I need a breather from all the awesome tweets and blogs talking about Gencon. As technology steps up to meet the pace, it becomes more and more obvious every year just how much I'm missing. Even Lady Warden knew it was Gencon and she's far from the roleplayer we are (though she does know which is the d10 in the pile). If you're sitting at home like me wishing you were invading a convention center at 1:30 in the morning rolling dice and sliding minis across a map, let's comfort each other, shall we?
Now that we have all that bonding out of the way, let's talk Matrix!
Monitors: A Creed for the Matrix
here or find it in the Optional Library to the left. This 8-page PDF is the first draft of the monitor creed developed for Matrix: Restoration premiering at GATLing weekend (only 3 weeks away). Seeing as we just talked about creeds yesterday, let's take this opportunity to discuss the core features of the monitor and how they access the OSRPG and enhance it.
(Please note you'll find more than just creed benefits inside this PDF - I've designed it to work as an all-encompassing document for character creation and rules. Hence the sections of stats and weapons which you'd never find in other creeds.)

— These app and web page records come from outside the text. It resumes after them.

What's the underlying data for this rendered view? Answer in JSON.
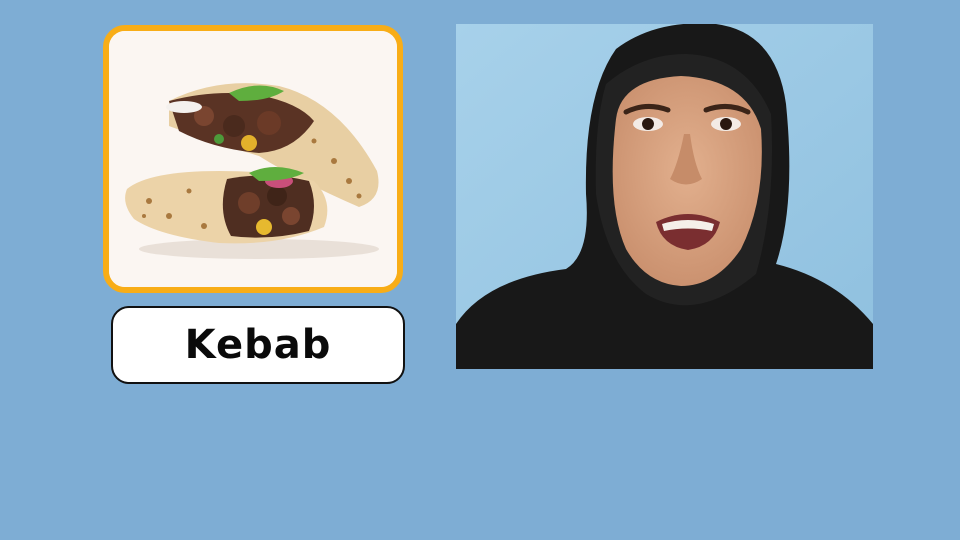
{
  "colors": {
    "background": "#7eadd4",
    "card_border": "#f8ad17",
    "card_fill": "#fbf6f2",
    "video_backdrop": "#9cc8e4"
  },
  "food_card": {
    "image": "kebab-wrap-image"
  },
  "label": {
    "text": "Kebab"
  },
  "video": {
    "image": "presenter-video-frame"
  }
}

This initial presentation of the creed offers up a slew of core essentials to operating as a monitor in the game. Consider them the "cheats" to any creed, abilities and functions which do not require an option or dice roll to enact (per se). A creed's benefits are the definition of the creed and in this case, it's all about the hack points.
Hack points are what makes a monitor more than just an interloper in the Matrix. They are a pool of cheats, diversions, and monkey wrenches designed to push the limits of reality as programmed into this alternate reality. They are the source of a monitor's power and also their weakness. Cue the quote!
Your presence within the Matrix corrupts the original coding of this elaborate ruse and allows you to hack its parameters. You do this by accumulating hack points. Hack points eliminate 1 difficulty dice used to oppose any dice options attempted in the game; you can spend as many hack points as you like when the Operator rolls difficulty dice and remove any difficulty die you wish. When you remove a difficulty die, it cannot explode. You can only use hack points on difficulty dice rolled against active rolls using your Matrix master stat.
You can also redeem a hack point to gain +1d4 bonus dice to any roll, though if these dice explode, you’ll risk alerting an agent to your location. The Operator has rules for these scenarios.
When you first enter the Matrix, you may roll 1d4 bonus dice and gain this many hack points; if these bonus dice explode, you risk alerting an agent (the Operator will take care of that problem for you). When you leave the Matrix, you lose all your hack points.This is why I love bonus dice. Earlier playtests revealed a few close calls and narrow misses where a single d4 could have saved the day for certain players (Nick!) yet the consequences of using them can be quite drastic indeed. Roll a 4 and you risk alerting an agent. And trust me, you do not want an agent on your tail. Or two. Should you take that chance and only roll a 3, that risk will pay off when you need to jump from one building to another and the difficulty dice don't like you.
The safest application of hack points are the removal of difficulty dice. This facet was tricky at first; before they came along, I was torn between granting monitor crazy amounts of dice whenever they attempted any option to offset the difficulty dice. Were I trying to build this game for another system, I'd only have to play around with difficulty numbers or boost their efforts with massive bonuses. It would work, but seemed wrong and counterintuitive to my interpretation of how the Matrix works. Until I watched the scene where Neo tries to jump across two buildings in the first film.
Neo's problem wasn't making the jump; it was the reality of jumping from one building to another and falling to his doom. Without the rules embedded into the Matrix's code, he could do it no problem. When a monitor makes a jump, they're not boosting their ability to jump, they're cheating the code so that the jump doesn't seem like such a big deal. The problem from a mechanical standpoint is the difficulty dice. And so hack points were born.
The Matrix Master Stat
master stat. When your monitor enters the Matrix, this master stat kicks in and buffers your character with a +1d12 master die, thereby unlocking additional powers and options. At this point, rather self explanatory.
New Option: Download
Ah, the download. When Trinity calls up her operator and says she needs to learn how to fly a helicopter, it was brilliant, and needed to go into this game. Since it requires concentration and effort, downloading a new skill required an option. Make it an automatic option and clarify how you cannot be in the midst of a fight while using it and you've got instant access to a new skill or the means to increase an existing skill at half the price.
Weapons. For that matter, equipment. Anyone who knows me personally has long had to deal with my stance on equipment in RPGs (from tabletop to video games). I've always found them a crutch in so many games and set out to design a game which did not require equipment, yet had benefits to carrying them. For the Matrix: Restoration, that meant guns... but we're running out of time for today. When next we meet, we'll talk guns, ammo, and weight.